Gangbusters. “Apartment construction [is] going gangbusters.” The Business Journal reported in August. Another recent report by this source cited “a wave of apartment projects planned across the Triad, where apartment developers and non-apartment developers alike are diving into the market.” By Reis’ count, the 230 market-rate units that completed construction in 2011 will be followed by 967 in five projects all told in 2012, all of which had delivered per the date of this report. Moreover, 1,485 units in nine more were under construction as of late September, mainly without specified completion dates. Others are moving forward in the planning pipeline (see below). The total could be revised upward: Reis’ second quarter analysis calls for the completion of nearly 1,140 market-rate apartments next year.
From a statistical point of view, the vacancy rate is not sufficiently low that the market could withstand an onslaught of new development without strain if absorption does not keep up. Reis put the second quarter rate at 7.3%, up 20 basis points for the period, down 110 year-over-year. Net absorption accompanying the 871 units counted as the first half 2012 construction completion total was favorable at 918 units. Respective completion and net absorption totals for the second quarter alone were 631 and 428 units. The question turns to the future of demand. While the latest forecast calls for a 2012 net absorption total of 1,720 units, data for July and August added little help: that two-month sum was only 14 units (amid no new supply deliveries). Rent growth, meanwhile, must be considered as one of the factors contributing to the new wave of development. The modest losses suffered by the average asking and effective rates in 2009 were redeemed by the end of 2010. Growth has accelerated since. At $681 and $640 per month, respective rates for the latest quarter were up 1.0% and 1.4% since year-end (with second quarter seeing nearly all of the growth) following gains of 2.0% and 2.4% in 2011. July-August followed with increases of 0.3% for both rates.

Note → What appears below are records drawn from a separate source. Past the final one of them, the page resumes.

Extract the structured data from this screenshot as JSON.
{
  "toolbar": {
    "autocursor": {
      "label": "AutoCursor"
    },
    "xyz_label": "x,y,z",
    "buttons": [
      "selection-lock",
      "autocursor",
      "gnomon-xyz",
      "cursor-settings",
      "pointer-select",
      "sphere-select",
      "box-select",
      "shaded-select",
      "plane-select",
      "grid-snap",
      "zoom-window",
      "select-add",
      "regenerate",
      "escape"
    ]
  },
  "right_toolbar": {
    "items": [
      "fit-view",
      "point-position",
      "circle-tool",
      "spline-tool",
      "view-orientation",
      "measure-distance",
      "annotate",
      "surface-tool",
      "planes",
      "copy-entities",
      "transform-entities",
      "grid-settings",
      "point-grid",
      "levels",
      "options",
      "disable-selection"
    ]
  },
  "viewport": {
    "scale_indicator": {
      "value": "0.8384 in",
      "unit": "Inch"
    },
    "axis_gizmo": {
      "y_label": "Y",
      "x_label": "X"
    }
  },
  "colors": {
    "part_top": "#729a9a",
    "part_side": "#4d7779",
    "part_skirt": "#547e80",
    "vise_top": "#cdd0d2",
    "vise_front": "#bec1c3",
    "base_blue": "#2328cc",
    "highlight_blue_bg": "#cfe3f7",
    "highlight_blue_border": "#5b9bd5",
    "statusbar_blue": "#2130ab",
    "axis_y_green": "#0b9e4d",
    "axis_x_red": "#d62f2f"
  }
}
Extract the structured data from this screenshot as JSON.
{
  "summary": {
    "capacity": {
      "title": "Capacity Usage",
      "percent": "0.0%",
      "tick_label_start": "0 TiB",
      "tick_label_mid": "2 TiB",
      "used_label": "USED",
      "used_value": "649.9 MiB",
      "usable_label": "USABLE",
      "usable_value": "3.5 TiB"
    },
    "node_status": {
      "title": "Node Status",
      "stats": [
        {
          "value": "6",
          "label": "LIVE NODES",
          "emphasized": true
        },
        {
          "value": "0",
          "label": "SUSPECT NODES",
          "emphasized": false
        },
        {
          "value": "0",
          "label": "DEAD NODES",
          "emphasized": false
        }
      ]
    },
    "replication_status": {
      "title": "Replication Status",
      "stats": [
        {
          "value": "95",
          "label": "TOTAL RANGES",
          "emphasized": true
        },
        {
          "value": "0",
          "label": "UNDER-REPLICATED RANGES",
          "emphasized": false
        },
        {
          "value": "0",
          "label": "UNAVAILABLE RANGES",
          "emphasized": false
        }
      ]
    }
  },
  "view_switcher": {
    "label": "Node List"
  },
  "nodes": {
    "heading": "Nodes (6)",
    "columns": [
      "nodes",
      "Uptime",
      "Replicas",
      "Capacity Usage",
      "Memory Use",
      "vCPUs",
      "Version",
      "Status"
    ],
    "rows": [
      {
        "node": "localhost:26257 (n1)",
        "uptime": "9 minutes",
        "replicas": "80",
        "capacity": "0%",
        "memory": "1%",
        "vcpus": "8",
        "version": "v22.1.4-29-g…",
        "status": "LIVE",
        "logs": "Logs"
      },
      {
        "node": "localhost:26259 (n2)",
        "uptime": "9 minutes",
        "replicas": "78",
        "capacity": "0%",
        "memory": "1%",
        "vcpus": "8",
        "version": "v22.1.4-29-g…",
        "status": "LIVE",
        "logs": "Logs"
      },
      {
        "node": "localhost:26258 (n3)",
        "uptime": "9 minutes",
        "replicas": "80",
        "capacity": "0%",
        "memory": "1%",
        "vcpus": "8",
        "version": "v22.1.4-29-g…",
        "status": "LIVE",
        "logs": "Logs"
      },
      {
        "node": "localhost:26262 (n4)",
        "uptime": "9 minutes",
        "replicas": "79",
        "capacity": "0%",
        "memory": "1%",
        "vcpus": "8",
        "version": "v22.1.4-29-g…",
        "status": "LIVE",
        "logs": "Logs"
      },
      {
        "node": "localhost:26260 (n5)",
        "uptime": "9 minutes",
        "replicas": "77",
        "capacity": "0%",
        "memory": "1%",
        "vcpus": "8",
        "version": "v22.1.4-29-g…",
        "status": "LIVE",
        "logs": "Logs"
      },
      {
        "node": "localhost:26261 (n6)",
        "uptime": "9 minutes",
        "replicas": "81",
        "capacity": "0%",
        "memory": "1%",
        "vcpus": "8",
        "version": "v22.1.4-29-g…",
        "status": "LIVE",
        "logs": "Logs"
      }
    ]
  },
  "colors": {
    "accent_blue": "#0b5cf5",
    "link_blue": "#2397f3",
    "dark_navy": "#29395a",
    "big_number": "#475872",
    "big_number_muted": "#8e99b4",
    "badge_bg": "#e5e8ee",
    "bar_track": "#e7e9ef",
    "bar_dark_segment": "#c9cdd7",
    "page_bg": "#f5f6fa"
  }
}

The largest project to complete construction in 2012 will be the 360-unit Hayleigh Village complex in Greensboro which delivered in April. A June 2012 start, meanwhile, is indicated for the 190-unit Lofts on Little Creek in Winston-Salem. The 264-unit Wendover at Meadowood broke ground in February in Greensboro. In addition, there have been several recent announcements. As reported by the regional Business Journal in late September, the “final piece of a rezoning process that began in 2010” has fallen into place for Octagon Partners’ “plans to invest about $20 million to convert the historic Mock-Judson-Voehringer hosiery mill [in Greensboro] into 150 loft-style [luxury] apartments.” New to Reis’ list of planned and proposed projects is The Edge, a 166-unit endeavor intended for Winston-Salem. As of mid-September, the project was awaiting final approval from the city, the Journal reported at the time. A 136-unit project on the current site would be razed. Also in September, Greensboro approved a proposal for a $20 million, 200-unit property near the Friendly Center. Developer Lomax Properties had previously intended a $55 million, 100-unit condo project for the site. In addition, economic growth has positioned the town of Kernersville as a new hot spot for apartment development.
Although July and August were sluggish, Reis expects demand to measure up to any challenges posed by new supply. An ongoing decline in the vacancy rate is expected along with persistent positive rent growth at increasing rates.